Monday, October 18, 2010

Prospect Park

Here's a series of paintings I did recently in Prospect Park. I live a block away from the park, and in my opinion, it's definitely one of the greatest things in Brooklyn. I certainly couldn't have lived here as long as I have without it, and over the years I've come to know just about every part of it. Long walks by myself, with my wife, or my kids...it's given me a head space that everyone needs, especially living in the city. I also needed a break from doing paintings of the Gowanus area; more green and less garbage and filth.

I love the light at this time of year, with the sun getting low in the sky, causing those long, crisp shadows. I was also interested in painting these meandering paths which lead your eye through the space. Kind of funny that they're punctuated by garbage cans...can't really escape the trash, can you?! They're all 12" x 18" and relatively 'quick' paintings; about 4-5 hours and usually over a couple of days, which has been a nice break from the longer, more sustained paintings I have been doing.


I have a disturbing story which goes with this last painting. While I was out working one day, I had the one of the bandshell (below) leaning against a tree behind me. As I was painting (the first one, at the top of the post), I see off in the distance 4 kids (probably in high school, about 16 years old) coming towards me on the path. I could tell right away they were trouble; just loud and goofing around, pushing each other, cursing, etc... and not in school at about 2pm. So as they come up, one gets right up in my face..."Whatcha drawin?" Most of the time, painting in public can be really annoying, this being a perfect example. Just by his question, I could tell he wasn't really interested or serious, so I just pointed ahead of me and said "That" and kept working. They pull back behind me, and I can hear them whispering and snickering, and then the kid who asked me the question, runs towards my painting leaning against the tree, and boots it like a football. They start laughing, run ahead, and I'm left kind of speechless and really pissed. "Really cool, tough guy!" I say as I pull out my phone and call 911, just to see what would happen. They keep walking, the operator asks me if it's an emergency...which upon further reflection, I realize it isn't. I explain what happened, and she asks me if I'm willing to talk to a police officer. I figured by the time they got there, the kids would have been gone, and I really just wanted to keep painting. I say "Forget it" and hang up. Luckily he kicked the painting right on the frame's edge, so nothing happened to the painting, except some dirt and leaves got stuck in the paint when it landed face down. I let it dry for a few days, and washed it out with some water. Really made me mad and shook me up....what the hell is this world coming to? Now I have to watch out for some petty thugs who will kick my paintings around while I work? Let's just say I'm looking forward to working inside again as the weather gets cold.

Thursday, October 14, 2010

"Unveiled Faces"

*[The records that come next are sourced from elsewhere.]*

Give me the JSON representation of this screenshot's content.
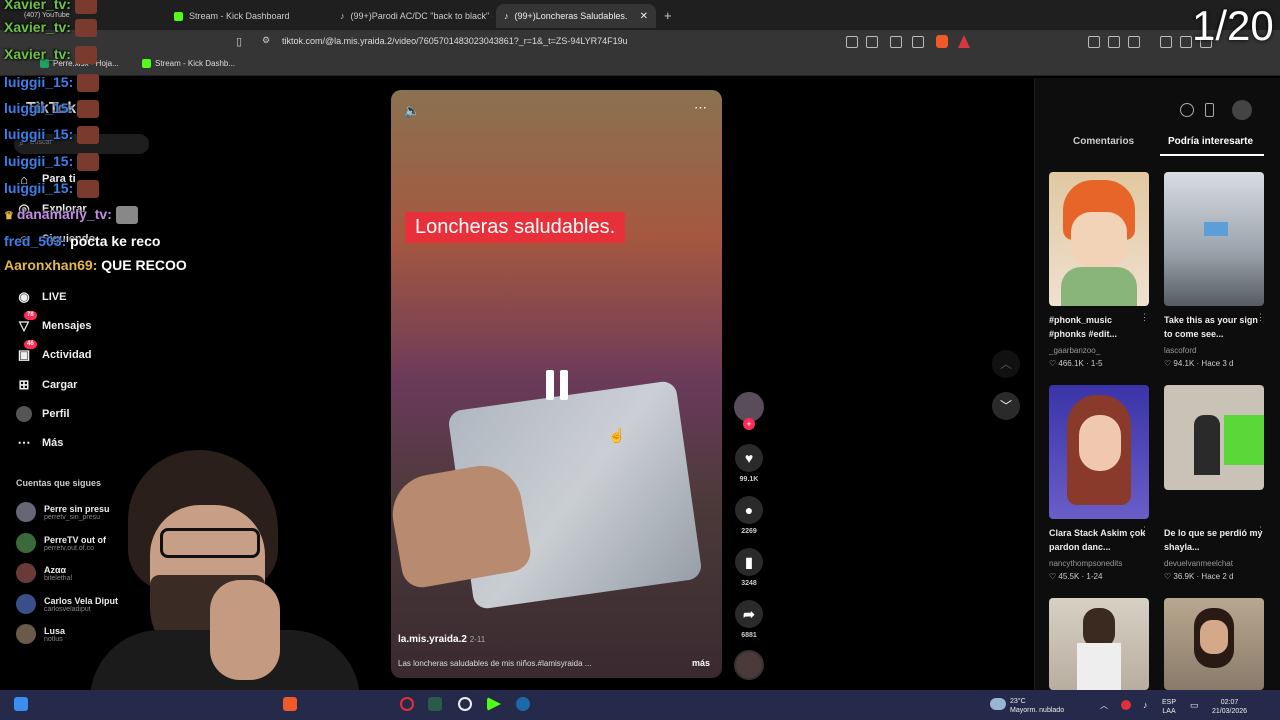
{
  "browser": {
    "tabs": [
      {
        "label": "Stream - Kick Dashboard",
        "icon": "kick-icon"
      },
      {
        "label": "(99+)Parodi AC/DC \"back to black\" #",
        "icon": "tiktok-icon"
      },
      {
        "label": "(99+)Loncheras Saludables.",
        "icon": "tiktok-icon"
      }
    ],
    "youtube_tab": "(407) YouTube",
    "url": "tiktok.com/@la.mis.yraida.2/video/7605701483023043861?_r=1&_t=ZS-94LYR74F19u",
    "bookmarks": [
      {
        "label": "Perre.xlsx - Hoja...",
        "icon": "sheets-icon"
      },
      {
        "label": "Stream - Kick Dashb...",
        "icon": "kick-icon"
      }
    ]
  },
  "page_counter": "1/20",
  "sidebar": {
    "logo": "TikTok",
    "search_placeholder": "Buscar",
    "items": [
      {
        "label": "Para ti",
        "icon": "home-icon"
      },
      {
        "label": "Explorar",
        "icon": "compass-icon"
      },
      {
        "label": "Siguiendo",
        "icon": "following-icon"
      },
      {
        "label": "LIVE",
        "icon": "live-icon"
      },
      {
        "label": "Mensajes",
        "icon": "message-icon",
        "badge": "78"
      },
      {
        "label": "Actividad",
        "icon": "activity-icon",
        "badge": "46"
      },
      {
        "label": "Cargar",
        "icon": "upload-icon"
      },
      {
        "label": "Perfil",
        "icon": "profile-icon"
      },
      {
        "label": "Más",
        "icon": "more-icon"
      }
    ],
    "following_title": "Cuentas que sigues",
    "following": [
      {
        "name": "Perre sin presu",
        "handle": "perretv_sin_presu"
      },
      {
        "name": "PerreTV out of",
        "handle": "perretv.out.of.co"
      },
      {
        "name": "Azαα",
        "handle": "bitelethal"
      },
      {
        "name": "Carlos Vela Diput",
        "handle": "carlosveladiput"
      },
      {
        "name": "Lusa",
        "handle": "notlus"
      }
    ]
  },
  "chat": [
    {
      "user": "Xavier_tv:",
      "color": "#6cc24a"
    },
    {
      "user": "Xavier_tv:",
      "color": "#6cc24a"
    },
    {
      "user": "Xavier_tv:",
      "color": "#6cc24a"
    },
    {
      "user": "luiggii_15:",
      "color": "#3d7ee8"
    },
    {
      "user": "luiggii_15:",
      "color": "#3d7ee8"
    },
    {
      "user": "luiggii_15:",
      "color": "#3d7ee8"
    },
    {
      "user": "luiggii_15:",
      "color": "#3d7ee8"
    },
    {
      "user": "luiggii_15:",
      "color": "#3d7ee8"
    },
    {
      "user": "danamarly_tv:",
      "color": "#c48be6",
      "text": ""
    },
    {
      "user": "fred_503:",
      "color": "#3d7ee8",
      "text": "pocta ke reco"
    },
    {
      "user": "Aaronxhan69:",
      "color": "#e6b84c",
      "text": "QUE RECOO"
    }
  ],
  "video": {
    "overlay_text": "Loncheras saludables.",
    "author": "la.mis.yraida.2",
    "date": "2-11",
    "caption": "Las loncheras saludables de mis niños.#lamisyraida ...",
    "more": "más"
  },
  "actions": [
    {
      "icon": "heart-icon",
      "count": "99.1K"
    },
    {
      "icon": "comment-icon",
      "count": "2269"
    },
    {
      "icon": "bookmark-icon",
      "count": "3248"
    },
    {
      "icon": "share-icon",
      "count": "6881"
    }
  ],
  "right_panel": {
    "tabs": [
      "Comentarios",
      "Podría interesarte"
    ],
    "items": [
      {
        "title": "#phonk_music #phonks #edit...",
        "user": "_gaarbanzoo_",
        "stats": "466.1K · 1-5"
      },
      {
        "title": "Take this as your sign to come see...",
        "user": "lascoford",
        "stats": "94.1K · Hace 3 d"
      },
      {
        "title": "Clara Stack Askim çok pardon danc...",
        "user": "nancythompsonedits",
        "stats": "45.5K · 1-24"
      },
      {
        "title": "De lo que se perdió my shayla...",
        "user": "devuelvanmeelchat",
        "stats": "36.9K · Hace 2 d"
      }
    ]
  },
  "taskbar": {
    "weather": "23°C",
    "weather_desc": "Mayorm. nublado",
    "lang": "ESP",
    "lang2": "LAA",
    "time": "02:07",
    "date": "21/03/2026"
  }
}
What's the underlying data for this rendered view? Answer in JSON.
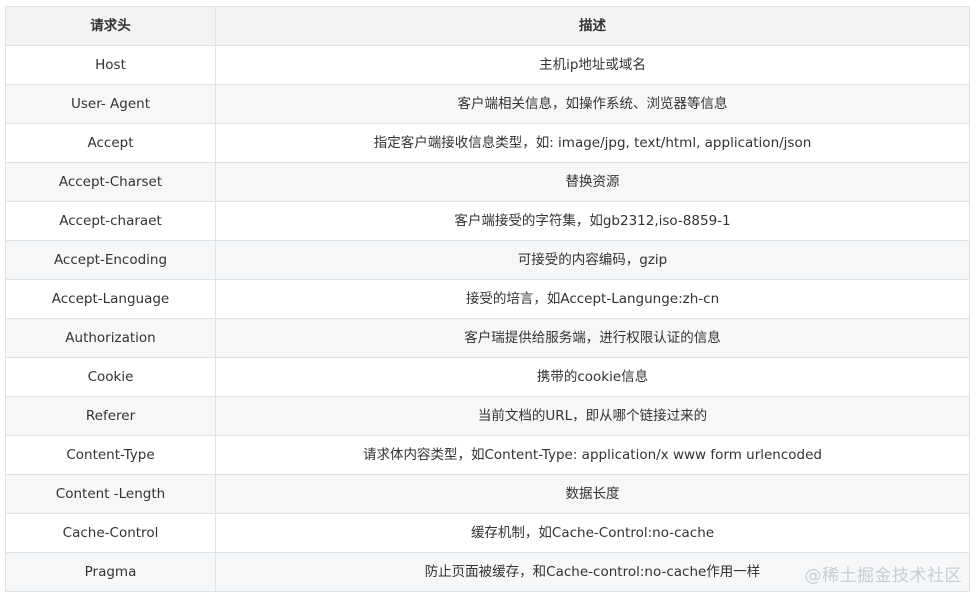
{
  "table": {
    "headers": [
      "请求头",
      "描述"
    ],
    "rows": [
      [
        "Host",
        "主机ip地址或域名"
      ],
      [
        "User- Agent",
        "客户端相关信息，如操作系统、浏览器等信息"
      ],
      [
        "Accept",
        "指定客户端接收信息类型，如: image/jpg, text/html, application/json"
      ],
      [
        "Accept-Charset",
        "替换资源"
      ],
      [
        "Accept-charaet",
        "客户端接受的字符集，如gb2312,iso-8859-1"
      ],
      [
        "Accept-Encoding",
        "可接受的内容编码，gzip"
      ],
      [
        "Accept-Language",
        "接受的培言，如Accept-Langunge:zh-cn"
      ],
      [
        "Authorization",
        "客户瑞提供给服务端，进行权限认证的信息"
      ],
      [
        "Cookie",
        "携带的cookie信息"
      ],
      [
        "Referer",
        "当前文档的URL，即从哪个链接过来的"
      ],
      [
        "Content-Type",
        "请求体内容类型，如Content-Type: application/x www form urlencoded"
      ],
      [
        "Content -Length",
        "数据长度"
      ],
      [
        "Cache-Control",
        "缓存机制，如Cache-Control:no-cache"
      ],
      [
        "Pragma",
        "防止页面被缓存，和Cache-control:no-cache作用一样"
      ]
    ]
  },
  "watermark": "@稀土掘金技术社区"
}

"White Pines": oil on linen: 10"x15": 2010

I'll have 3 paintings in this annual Fall exhibition at Redeemer Presbyterian Church's Center for Faith and Work. This will be the third time I've participated, and I'm proud to take part in this organization's Arts Ministry. I'm out of town for the opening, but if you're in the area, I hope you will check it out.

Friday, October 1, 2010

Studio interior

   Here's the completed painting of my studio that I had been working on since early summer. Between the drawing, the in-progress version, and this one, I was able chronicle the development of this painting over several months. Nothing changed too much from my initial idea to it's completion, but the sustained observation of the scene allowed me to explore the surfaces and textures of the room to the fullest.
   My favorite part to paint was the floor. Stained with random drips and splatters from various 'projects', it began to take on an abstraction of form, with floating blobs of color, very tangible in front of me, slipping back and forth on the surface plane of the floor.  This is something that I want to explore more in the future; depicting patterns as they sit on planes in space, and how they can cause one's sense of vision to become disoriented. (I'm thinking in particular of the rug in the "Parlor" painting I did over the winter.)
   I was also able to include in a few subtle references to painters whom I admire, and have had a great influence on my work. The composition is very Alberto Giacometti, with his bowling alley-type compositions (actually an anti-Giacometti, with this one culminating in the absence of a figure.) The scaffolding and grid of the painting rack also echo the mark-making structure of his paintings. And Lucien Freud's work has been a huge inspiration for me, with his paintings about the setting and function of the artist's studio, as well as, his description of the peripheral things next to his models, like soiled rags, paint stains, and floor boards. Sometimes he also includes paintings of paintings in his painting (meta-painting, I guess?), which I did by including some previous work on the studio walls, along with my portable easel and palette on the table.
   I'm pleased with the painting's sense of light. Although my studio has a mixture of fluorescent and spot lamps, and not natural light, the constancy of it while painting was reassuring. In order to get the fluorescent tubes at the top of the painting as bright as possible, I refrained from painting over the white ground (the tubes are actually the white of the gesso.) I'm looking forward to where this will lead me next...